Eleven Questions to Ask Yourself Before Getting a New Kitten or Cat

Knoji reviews products and up-and-coming brands we think you'll love. In certain cases, we may receive a commission from brands mentioned in our guides. Learn more.
Help for a person who is thinking about getting a cat or kitten but is not sure if they are ready. Will you make a good owner for a cat or kitten? What do I need to know before getting a cat? Should I get a cat? Should I get a kitten? How to know if

Kittens are cute and easy to come by, however many people will rush into cat ownership only to regret it later, usually when the cat has grown up and is no longer “cute”. This link is an attempt to help people decide if they are truly ready to enter the world of cat ownership.

1.  Are you 18 or older? In most countries, most ethical sellers will not sell kittens or cats to anyone under the age of 18. Sure, you can ask your mom or dad to get the cat, but then technically they are the true owner. Considerations as to what will happen to the cat when you move out must be made. It is very difficult to find rental property that allows pets.

2.  Do you own, or rent, your home? As just mentioned, very few landlords allow cats. Landlord permission to keep a cat should be in writing. One of the most common reasons pets are given up to animal shelters is because people did not get landlord permission to have a pet.

3.  Will the cat be indoors, outdoors, or both? Some areas have laws restricting a cat to remain on its owners property. Care should be taken to keep a cat on one's property even where these laws do not exist as cat haters are well known to exist and will torture, kill, or dispose of, cats who make themselves a nuisance.  As a general rule indoor-only cats live longer lives.

4.  Will the cat be declawed?  Claws are a natural part of being a cat; removing them is like removing part of your finger.  It is considered cruel in many countties and is illegal in some.  There are many behavioral problems seen as side effects from declawing, including failure to use the litter box.

5.  Do you have young children? The main concern with young children is, will they be gentle to the cat or kitten? Youngsters excited about holding a kitten can hurt it, and those who do not let go in time will be scratched and may lash out at the cat to punish it. Young children and cats must be watched. Also, while it is a myth that cats will try to suffocate babies, they do like to lay in the crib with them, so keeping the door shut should be an option.

6.  Are you stable? A person who is about to move in a few months or planning a holiday, might want to put off getting a cat for a while until things have settled.

7.  Do you have a place for the litter box? Many people deal with this after getting the cat, moving the box from place to place until they find a final spot for it, but this may confuse the cat. Litter boxes should be put someplace quiet, not next to a noisy laundry machine, and should be easy for a cat to find.

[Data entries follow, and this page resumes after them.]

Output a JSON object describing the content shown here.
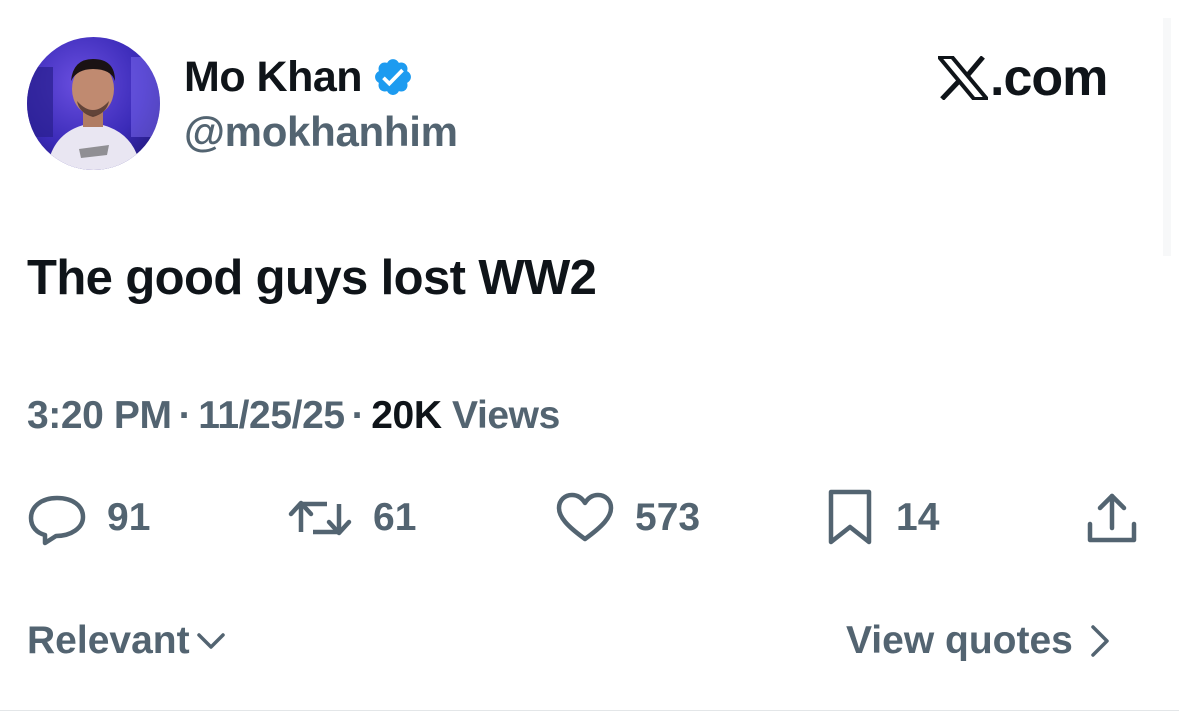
{
  "author": {
    "display_name": "Mo Khan",
    "handle": "@mokhanhim",
    "verified": true,
    "avatar_icon": "profile-photo"
  },
  "brand": {
    "site": ".com",
    "logo_icon": "x-logo-icon"
  },
  "tweet": {
    "text": "The good guys lost WW2"
  },
  "meta": {
    "time": "3:20 PM",
    "separator": "·",
    "date": "11/25/25",
    "views_count": "20K",
    "views_label": "Views"
  },
  "actions": {
    "replies": "91",
    "reposts": "61",
    "likes": "573",
    "bookmarks": "14"
  },
  "footer": {
    "sort_label": "Relevant",
    "quotes_label": "View quotes"
  },
  "colors": {
    "primary_text": "#0f1419",
    "secondary_text": "#536471",
    "verified_blue": "#1d9bf0"
  }
}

8.  Why do you want a cat? A pet is a lifetime commitment. Getting one should not be taken lightly. “Because it's cute” is not a reason for getting a kitten or cat. One of the biggest reasons cats are surrendered is because people got them on a whim and did not fully think out the “lifetime commitment” part of the arrangement.

9.  Can you afford a cat? Not just the purchase price, but food, and veterinarian expenses (vaccination, worming, and spaying or neutering). What about emergency expenses? A person living pay check to pay check may find it hard to provide all the care their new cat requires.

10.  Is everyone in the home in agreement? Pets should never be surprises. If one family member strongly disagrees, is fearful, or has allergies, getting a cat will jeopardize family harmony. Even other pets should be considered. Some dog breeds have strong hunting instincts and cats should not be brought into these kinds of risky situations..

11.  Where will you get the cat? Cats and kittens are fairly easy to come by. There are usually “Free to Good Home” ads in the newspaper at any given time. However, it may be less costly to adopt a cat who has had all the medical work done to it, than to get a kitten who has never seen a veterinarian (and may have all kinds of problems). Stores and breeders also sell kittens, but it is easy to pay too much; be sure when buying a purebred that the parents have been to shows, earned championship titles, to prove their worth as breeding animals. Never pay a cent for a cat who has not seen a veterinarian and been vaccinated.

Remember, getting a cat is not the same as getting a new pair of shoes. This is a life, one that will be affected by everything you do. If you rush into ownership and later have regrets, that cat is now considered (by some) as "damaged goods" and will have a hard time finding a new home. In some shelters cats over 1 year of age have only a 10% chance of finding a new home. By entering into the world of cat ownership responsibly one can hope to have a happy ending.

Other Kitty Links

Should Cats be Allowed Outdoors?

Good News for Cat Lovers with Allergies

Guide for Buying a Purebred Cat

0 comments